I took my brother to the Galapagos last year. I took my mother to Europe as well. I travel probably between two and three weeks a month globally, and that’s a real luxury, a real privilege.

David: I often notice signed guitars in the background when well-compensated people are interviewed on television. Do you have any signed guitars?

Tripp: No. Well… we have one here in the house, but I think it’s my fiancé’s.

David: A-ha!

Tripp: It was signed by the lead guitarist of The Fray. I’m not that into music. I’m really into art. I’m an avid collector of some famous photographers.

I’ve also made many investments in supporting young, either inventors or young tech entrepreneurs. In every investment, I’m generally very, very active. One of my investments is really designed to be a powerful tool for the world, particularly in areas of abject poverty where water purification is challenging and, yes, I hope we can also make money. You can only be as charitable as you are profitable. All these things I do with some strategy in mind.

David: Let’s get to the serious business of pot preferences: Vaping or a joint? How does the King of Cannabis prefer to ingest his cannabis?

Tripp Keber with Lil Jon

Tripp: I’ve always been a vaper.

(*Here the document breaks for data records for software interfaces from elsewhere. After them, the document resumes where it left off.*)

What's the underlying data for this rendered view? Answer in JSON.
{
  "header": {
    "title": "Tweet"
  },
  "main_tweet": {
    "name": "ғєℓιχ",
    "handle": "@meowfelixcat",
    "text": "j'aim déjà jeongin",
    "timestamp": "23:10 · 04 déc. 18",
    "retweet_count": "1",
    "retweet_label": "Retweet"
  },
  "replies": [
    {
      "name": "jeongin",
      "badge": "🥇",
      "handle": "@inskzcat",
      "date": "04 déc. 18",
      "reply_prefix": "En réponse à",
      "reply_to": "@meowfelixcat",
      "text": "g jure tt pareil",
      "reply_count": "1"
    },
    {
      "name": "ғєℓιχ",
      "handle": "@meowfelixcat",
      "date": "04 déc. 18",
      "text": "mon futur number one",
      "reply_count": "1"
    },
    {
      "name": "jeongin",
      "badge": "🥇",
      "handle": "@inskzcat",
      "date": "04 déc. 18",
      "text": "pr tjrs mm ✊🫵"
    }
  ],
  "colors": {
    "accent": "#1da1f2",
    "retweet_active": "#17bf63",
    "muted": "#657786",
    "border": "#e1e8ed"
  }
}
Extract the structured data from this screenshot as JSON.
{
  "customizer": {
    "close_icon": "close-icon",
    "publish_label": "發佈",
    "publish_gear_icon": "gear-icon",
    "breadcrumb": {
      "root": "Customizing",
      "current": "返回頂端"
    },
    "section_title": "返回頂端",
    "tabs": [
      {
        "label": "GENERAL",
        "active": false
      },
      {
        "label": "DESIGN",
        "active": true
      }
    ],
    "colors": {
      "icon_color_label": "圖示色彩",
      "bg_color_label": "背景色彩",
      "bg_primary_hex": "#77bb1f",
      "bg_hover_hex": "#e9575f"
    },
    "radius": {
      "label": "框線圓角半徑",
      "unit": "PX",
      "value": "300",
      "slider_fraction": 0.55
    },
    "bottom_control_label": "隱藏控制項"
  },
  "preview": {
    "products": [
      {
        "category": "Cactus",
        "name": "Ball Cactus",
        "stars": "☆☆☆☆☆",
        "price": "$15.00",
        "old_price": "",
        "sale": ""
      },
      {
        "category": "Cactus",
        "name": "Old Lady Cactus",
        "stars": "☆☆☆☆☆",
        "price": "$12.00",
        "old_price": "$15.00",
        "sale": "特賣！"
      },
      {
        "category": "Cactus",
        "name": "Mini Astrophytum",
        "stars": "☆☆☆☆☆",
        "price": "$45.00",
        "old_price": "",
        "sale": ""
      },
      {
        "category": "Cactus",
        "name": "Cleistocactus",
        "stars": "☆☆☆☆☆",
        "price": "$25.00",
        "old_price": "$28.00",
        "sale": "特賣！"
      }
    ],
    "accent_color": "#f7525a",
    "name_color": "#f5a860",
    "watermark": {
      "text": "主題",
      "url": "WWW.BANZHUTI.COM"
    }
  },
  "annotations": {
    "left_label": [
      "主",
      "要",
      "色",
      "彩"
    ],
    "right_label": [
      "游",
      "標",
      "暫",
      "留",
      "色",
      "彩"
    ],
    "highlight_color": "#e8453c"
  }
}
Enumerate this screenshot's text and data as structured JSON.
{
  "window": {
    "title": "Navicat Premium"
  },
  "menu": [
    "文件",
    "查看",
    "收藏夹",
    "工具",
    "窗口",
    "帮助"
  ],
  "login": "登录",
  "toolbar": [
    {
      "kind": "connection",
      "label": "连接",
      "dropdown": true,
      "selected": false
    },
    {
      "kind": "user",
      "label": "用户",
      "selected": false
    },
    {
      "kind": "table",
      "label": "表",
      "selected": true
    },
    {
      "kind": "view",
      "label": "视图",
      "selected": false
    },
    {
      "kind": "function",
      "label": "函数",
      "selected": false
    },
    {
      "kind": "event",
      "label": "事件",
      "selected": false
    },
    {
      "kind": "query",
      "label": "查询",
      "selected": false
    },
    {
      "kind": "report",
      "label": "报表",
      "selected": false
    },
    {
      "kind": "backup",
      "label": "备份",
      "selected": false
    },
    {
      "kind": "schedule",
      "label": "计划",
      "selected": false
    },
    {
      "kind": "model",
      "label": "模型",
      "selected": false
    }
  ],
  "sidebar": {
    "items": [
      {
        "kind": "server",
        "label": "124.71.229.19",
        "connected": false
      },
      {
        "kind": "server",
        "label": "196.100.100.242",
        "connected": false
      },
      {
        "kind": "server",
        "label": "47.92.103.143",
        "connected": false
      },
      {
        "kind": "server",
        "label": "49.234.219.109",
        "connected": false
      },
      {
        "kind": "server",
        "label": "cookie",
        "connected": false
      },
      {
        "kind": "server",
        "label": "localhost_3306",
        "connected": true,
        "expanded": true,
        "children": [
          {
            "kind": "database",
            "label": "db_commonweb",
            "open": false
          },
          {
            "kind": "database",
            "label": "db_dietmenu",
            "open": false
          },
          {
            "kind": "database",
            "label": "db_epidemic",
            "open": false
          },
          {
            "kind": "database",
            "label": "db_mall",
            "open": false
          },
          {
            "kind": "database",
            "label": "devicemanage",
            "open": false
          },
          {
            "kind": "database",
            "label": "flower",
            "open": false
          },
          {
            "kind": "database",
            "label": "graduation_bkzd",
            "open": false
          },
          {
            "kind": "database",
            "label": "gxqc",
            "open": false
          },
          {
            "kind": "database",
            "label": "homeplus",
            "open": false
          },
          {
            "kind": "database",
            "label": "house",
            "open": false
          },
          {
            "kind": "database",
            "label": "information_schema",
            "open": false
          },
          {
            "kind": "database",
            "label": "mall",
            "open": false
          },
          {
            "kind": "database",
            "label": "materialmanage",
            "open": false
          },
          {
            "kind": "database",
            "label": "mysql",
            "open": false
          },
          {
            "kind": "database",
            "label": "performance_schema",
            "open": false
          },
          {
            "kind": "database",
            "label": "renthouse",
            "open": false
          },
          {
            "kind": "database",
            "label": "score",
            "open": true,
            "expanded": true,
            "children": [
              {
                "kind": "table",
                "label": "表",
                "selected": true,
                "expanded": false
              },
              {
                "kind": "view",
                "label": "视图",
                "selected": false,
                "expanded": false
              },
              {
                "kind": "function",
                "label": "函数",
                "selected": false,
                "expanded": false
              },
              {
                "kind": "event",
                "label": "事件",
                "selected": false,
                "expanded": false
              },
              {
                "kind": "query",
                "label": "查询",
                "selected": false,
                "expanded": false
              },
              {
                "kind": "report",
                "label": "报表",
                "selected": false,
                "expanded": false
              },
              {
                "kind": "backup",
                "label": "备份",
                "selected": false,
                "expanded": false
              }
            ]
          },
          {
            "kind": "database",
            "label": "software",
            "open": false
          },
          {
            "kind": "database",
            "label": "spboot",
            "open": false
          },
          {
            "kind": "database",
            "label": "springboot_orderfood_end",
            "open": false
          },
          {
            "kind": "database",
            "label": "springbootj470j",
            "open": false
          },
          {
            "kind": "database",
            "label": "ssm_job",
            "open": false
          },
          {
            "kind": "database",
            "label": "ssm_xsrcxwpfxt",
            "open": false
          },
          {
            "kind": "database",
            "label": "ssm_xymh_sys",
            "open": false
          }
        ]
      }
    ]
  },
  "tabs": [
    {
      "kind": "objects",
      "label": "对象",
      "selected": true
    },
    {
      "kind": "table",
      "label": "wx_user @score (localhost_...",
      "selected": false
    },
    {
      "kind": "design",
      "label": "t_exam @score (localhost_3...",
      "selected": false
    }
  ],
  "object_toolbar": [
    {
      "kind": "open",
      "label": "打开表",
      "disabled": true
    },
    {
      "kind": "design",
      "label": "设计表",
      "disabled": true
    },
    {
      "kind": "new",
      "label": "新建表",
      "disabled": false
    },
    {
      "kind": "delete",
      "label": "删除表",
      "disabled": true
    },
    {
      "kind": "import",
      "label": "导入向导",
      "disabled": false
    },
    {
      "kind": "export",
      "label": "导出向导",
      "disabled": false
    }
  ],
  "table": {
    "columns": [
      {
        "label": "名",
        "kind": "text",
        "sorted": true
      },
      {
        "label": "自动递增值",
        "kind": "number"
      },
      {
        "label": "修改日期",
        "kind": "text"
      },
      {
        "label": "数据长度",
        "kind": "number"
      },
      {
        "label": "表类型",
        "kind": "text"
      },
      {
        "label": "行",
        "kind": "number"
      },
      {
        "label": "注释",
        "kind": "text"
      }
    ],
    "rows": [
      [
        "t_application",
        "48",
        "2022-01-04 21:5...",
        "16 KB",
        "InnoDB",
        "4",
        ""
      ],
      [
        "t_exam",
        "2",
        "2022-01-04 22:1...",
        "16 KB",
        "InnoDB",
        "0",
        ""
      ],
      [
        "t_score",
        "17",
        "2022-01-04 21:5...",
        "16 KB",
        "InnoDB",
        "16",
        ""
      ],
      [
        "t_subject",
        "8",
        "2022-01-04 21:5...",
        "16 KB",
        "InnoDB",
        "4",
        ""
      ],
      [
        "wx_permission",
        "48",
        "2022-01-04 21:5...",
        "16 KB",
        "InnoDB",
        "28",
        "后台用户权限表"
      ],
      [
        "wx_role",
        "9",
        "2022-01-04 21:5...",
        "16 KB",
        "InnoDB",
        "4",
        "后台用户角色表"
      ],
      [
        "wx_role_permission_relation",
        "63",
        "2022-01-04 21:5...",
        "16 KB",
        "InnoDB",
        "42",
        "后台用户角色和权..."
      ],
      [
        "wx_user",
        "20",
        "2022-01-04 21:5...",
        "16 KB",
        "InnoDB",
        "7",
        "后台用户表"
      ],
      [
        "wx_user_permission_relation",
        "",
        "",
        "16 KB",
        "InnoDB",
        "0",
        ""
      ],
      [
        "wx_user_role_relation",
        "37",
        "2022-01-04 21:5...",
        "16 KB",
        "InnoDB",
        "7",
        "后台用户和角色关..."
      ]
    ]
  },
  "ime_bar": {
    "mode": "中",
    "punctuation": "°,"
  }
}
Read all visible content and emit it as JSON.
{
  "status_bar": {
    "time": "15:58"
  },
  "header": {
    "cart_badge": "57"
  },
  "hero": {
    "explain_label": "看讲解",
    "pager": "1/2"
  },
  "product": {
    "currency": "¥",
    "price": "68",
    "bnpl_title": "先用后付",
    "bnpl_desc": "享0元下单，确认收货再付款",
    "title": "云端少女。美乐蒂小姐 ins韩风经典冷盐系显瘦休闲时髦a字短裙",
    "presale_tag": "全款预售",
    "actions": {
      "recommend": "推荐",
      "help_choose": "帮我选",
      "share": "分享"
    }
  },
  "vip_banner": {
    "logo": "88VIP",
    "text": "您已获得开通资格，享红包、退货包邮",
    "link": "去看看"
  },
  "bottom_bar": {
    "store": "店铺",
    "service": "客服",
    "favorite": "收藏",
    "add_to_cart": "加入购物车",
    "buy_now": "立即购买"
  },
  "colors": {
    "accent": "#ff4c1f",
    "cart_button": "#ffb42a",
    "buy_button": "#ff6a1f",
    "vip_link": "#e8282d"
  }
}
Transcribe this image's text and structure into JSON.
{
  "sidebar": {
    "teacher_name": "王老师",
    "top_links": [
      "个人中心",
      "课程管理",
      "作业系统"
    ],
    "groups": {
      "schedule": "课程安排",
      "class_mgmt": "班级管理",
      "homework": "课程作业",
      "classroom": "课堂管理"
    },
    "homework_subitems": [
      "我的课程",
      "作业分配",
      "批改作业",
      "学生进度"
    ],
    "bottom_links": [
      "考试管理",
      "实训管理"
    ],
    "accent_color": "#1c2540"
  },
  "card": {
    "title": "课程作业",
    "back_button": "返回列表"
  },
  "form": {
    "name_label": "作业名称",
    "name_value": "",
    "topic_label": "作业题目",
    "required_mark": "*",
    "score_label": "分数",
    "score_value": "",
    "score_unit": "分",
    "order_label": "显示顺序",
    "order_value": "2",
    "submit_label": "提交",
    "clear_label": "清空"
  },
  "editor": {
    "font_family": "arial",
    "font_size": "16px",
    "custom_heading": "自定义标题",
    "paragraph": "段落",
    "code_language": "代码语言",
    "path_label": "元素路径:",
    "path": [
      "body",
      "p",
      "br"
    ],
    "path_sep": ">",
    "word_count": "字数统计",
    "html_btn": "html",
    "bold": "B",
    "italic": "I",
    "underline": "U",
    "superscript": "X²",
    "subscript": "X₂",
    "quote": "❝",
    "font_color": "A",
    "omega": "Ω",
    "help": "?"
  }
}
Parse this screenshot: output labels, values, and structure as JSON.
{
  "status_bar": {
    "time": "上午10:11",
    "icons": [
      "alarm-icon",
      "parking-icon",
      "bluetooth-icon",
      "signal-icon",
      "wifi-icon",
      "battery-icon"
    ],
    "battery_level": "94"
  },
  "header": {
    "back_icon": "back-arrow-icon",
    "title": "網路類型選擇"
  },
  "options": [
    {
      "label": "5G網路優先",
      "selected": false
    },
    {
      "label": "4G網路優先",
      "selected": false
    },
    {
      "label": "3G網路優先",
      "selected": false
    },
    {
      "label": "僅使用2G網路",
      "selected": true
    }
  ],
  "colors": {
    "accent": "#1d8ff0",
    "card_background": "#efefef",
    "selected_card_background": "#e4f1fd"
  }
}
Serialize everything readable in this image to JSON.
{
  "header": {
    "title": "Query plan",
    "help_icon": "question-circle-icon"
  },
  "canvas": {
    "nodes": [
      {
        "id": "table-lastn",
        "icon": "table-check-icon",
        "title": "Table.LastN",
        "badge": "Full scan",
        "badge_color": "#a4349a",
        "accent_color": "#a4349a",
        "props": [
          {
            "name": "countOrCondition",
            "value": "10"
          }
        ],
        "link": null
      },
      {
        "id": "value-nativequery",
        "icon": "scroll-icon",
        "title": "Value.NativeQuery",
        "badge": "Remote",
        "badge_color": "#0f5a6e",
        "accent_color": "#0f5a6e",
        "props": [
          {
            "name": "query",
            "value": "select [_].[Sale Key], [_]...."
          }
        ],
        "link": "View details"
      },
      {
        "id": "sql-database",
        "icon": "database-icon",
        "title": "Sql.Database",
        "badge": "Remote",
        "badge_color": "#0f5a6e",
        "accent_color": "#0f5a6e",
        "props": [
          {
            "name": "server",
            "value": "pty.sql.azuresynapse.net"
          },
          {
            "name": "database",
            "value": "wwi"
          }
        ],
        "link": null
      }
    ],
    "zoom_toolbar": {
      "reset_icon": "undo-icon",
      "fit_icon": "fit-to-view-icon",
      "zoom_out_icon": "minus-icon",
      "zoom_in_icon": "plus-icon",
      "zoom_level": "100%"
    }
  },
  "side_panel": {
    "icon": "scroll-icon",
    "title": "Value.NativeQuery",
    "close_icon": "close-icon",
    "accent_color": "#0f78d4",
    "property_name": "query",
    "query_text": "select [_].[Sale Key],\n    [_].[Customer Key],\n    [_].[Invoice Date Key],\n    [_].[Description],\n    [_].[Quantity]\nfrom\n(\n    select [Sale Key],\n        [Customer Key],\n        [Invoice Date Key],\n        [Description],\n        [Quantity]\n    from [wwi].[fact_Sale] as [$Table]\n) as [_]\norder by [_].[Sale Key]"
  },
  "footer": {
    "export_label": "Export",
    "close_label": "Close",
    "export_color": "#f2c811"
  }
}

I really, really love some of the new methodologies for the intake of cannabinoids. I love my PAX Era. I’ve been a loyal supporter of PAX for years. Every week, I try and hit up somebody at a dispensary for an ample supply. In addition, I love my Jupiter vaping platforms. I have probably three or four of those. More recently as I’ve sat on my porch many a night, sometimes there’s just nothing better than lighting a joint up or a pre-roll and sharing it with a buddy. If I have a buddy over for business, and we’ve wrapped up and rather than have a drink, we may just sit and share a spliff. That’s always a nice way to be social.

David: When it comes to sharing joints, sharing vapes in the Covid era, is that over? Too dangerous?

Tripp: Not for me. The individuals that I’m interacting with, we’ve known each other for as long as 30 years. I look them right in the eye and say, ‘You feeling good? [laughs] Have you been behaving yourself?’ I’m no fool. People that I’m letting in my house or near me, generally, I trust implicitly.

David: I’m sure a lot of people ask you for advice. What does the King of Cannabis say to those trying to follow in his majesty’s footsteps?

Tripp: I think there’s three clichés that I’ve used. This ain’t a lazy man’s business. This ain’t no fools business. This certainly isn’t a poor man’s business. You better be willing to work the requisite hours. Call it six plus days a week, 12 plus hours a day. You better have a true head on your shoulders and not be the epitome of the stoner, whatever that means. You have to be intelligent and articulate and really committed to this revolution, if you will, this movement. Then third, you have to be willing to invest. You have to have the requisite access to capital.

You don’t necessarily need that if you come into Dixie as a salesperson, but, again, you better work hard, you better be motivated to either help people or make money. And follow the rules. You can apply those three clichés to any level of leadership or participation within a marijuana business. Those are three things that I focused on every single day that helped me achieve a certain level of success. Some days were better than others, but this is an industry that is growing exponentially that has been deemed essential by the governments across the land.

I truly believe that the next generation of Pot Barons or Willy Wonkas of Weed, are not only being formed here but across the globe. I’ve got a business in Jamaica that I’m about to tilt up sometime in the latter half of 2020. It’s really going to be focused on social equity, and women of color, and bringing people out of the shadows of the ganja fields, into commercial cultivation and telling their stories. I think that’s incredibly exciting. Whether you’re 20, 44, or some points in between there is no shortage of opportunity for those individuals that are smart and articulate, that are committed to working hard and also willing to invest either the time, energy, or money, into this industry.